-- EXERCISE --
I need the records below retyped exactly.

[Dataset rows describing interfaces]
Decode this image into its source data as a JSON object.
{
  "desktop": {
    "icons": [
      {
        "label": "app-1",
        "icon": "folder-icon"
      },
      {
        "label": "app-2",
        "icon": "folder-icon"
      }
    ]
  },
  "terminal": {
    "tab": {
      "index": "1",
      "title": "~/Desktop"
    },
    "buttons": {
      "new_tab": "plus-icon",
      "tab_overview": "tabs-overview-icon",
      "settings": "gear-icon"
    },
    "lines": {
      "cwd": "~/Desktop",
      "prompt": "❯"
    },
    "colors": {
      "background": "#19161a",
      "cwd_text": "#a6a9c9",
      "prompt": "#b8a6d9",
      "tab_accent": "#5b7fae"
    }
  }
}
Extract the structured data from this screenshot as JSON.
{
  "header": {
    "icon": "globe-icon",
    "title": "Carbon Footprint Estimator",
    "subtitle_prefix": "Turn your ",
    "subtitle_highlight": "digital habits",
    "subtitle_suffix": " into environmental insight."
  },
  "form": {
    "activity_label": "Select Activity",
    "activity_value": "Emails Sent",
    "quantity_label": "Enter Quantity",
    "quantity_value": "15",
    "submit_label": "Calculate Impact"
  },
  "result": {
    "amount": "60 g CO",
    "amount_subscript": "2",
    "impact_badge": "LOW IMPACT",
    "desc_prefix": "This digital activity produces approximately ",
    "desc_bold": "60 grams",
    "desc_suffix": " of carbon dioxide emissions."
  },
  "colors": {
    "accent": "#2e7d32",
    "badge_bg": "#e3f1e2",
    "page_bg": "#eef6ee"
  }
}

-- RESPONSE --
Decode this image into its source data as a JSON object.
{
  "desktop": {
    "icons": [
      {
        "label": "app-1",
        "icon": "folder-icon"
      },
      {
        "label": "app-2",
        "icon": "folder-icon"
      }
    ]
  },
  "terminal": {
    "tab": {
      "index": "1",
      "title": "~/Desktop"
    },
    "buttons": {
      "new_tab": "plus-icon",
      "tab_overview": "tabs-overview-icon",
      "settings": "gear-icon"
    },
    "lines": {
      "cwd": "~/Desktop",
      "prompt": "❯"
    },
    "colors": {
      "background": "#19161a",
      "cwd_text": "#a6a9c9",
      "prompt": "#b8a6d9",
      "tab_accent": "#5b7fae"
    }
  }
}
Extract the structured data from this screenshot as JSON.
{
  "header": {
    "icon": "globe-icon",
    "title": "Carbon Footprint Estimator",
    "subtitle_prefix": "Turn your ",
    "subtitle_highlight": "digital habits",
    "subtitle_suffix": " into environmental insight."
  },
  "form": {
    "activity_label": "Select Activity",
    "activity_value": "Emails Sent",
    "quantity_label": "Enter Quantity",
    "quantity_value": "15",
    "submit_label": "Calculate Impact"
  },
  "result": {
    "amount": "60 g CO",
    "amount_subscript": "2",
    "impact_badge": "LOW IMPACT",
    "desc_prefix": "This digital activity produces approximately ",
    "desc_bold": "60 grams",
    "desc_suffix": " of carbon dioxide emissions."
  },
  "colors": {
    "accent": "#2e7d32",
    "badge_bg": "#e3f1e2",
    "page_bg": "#eef6ee"
  }
}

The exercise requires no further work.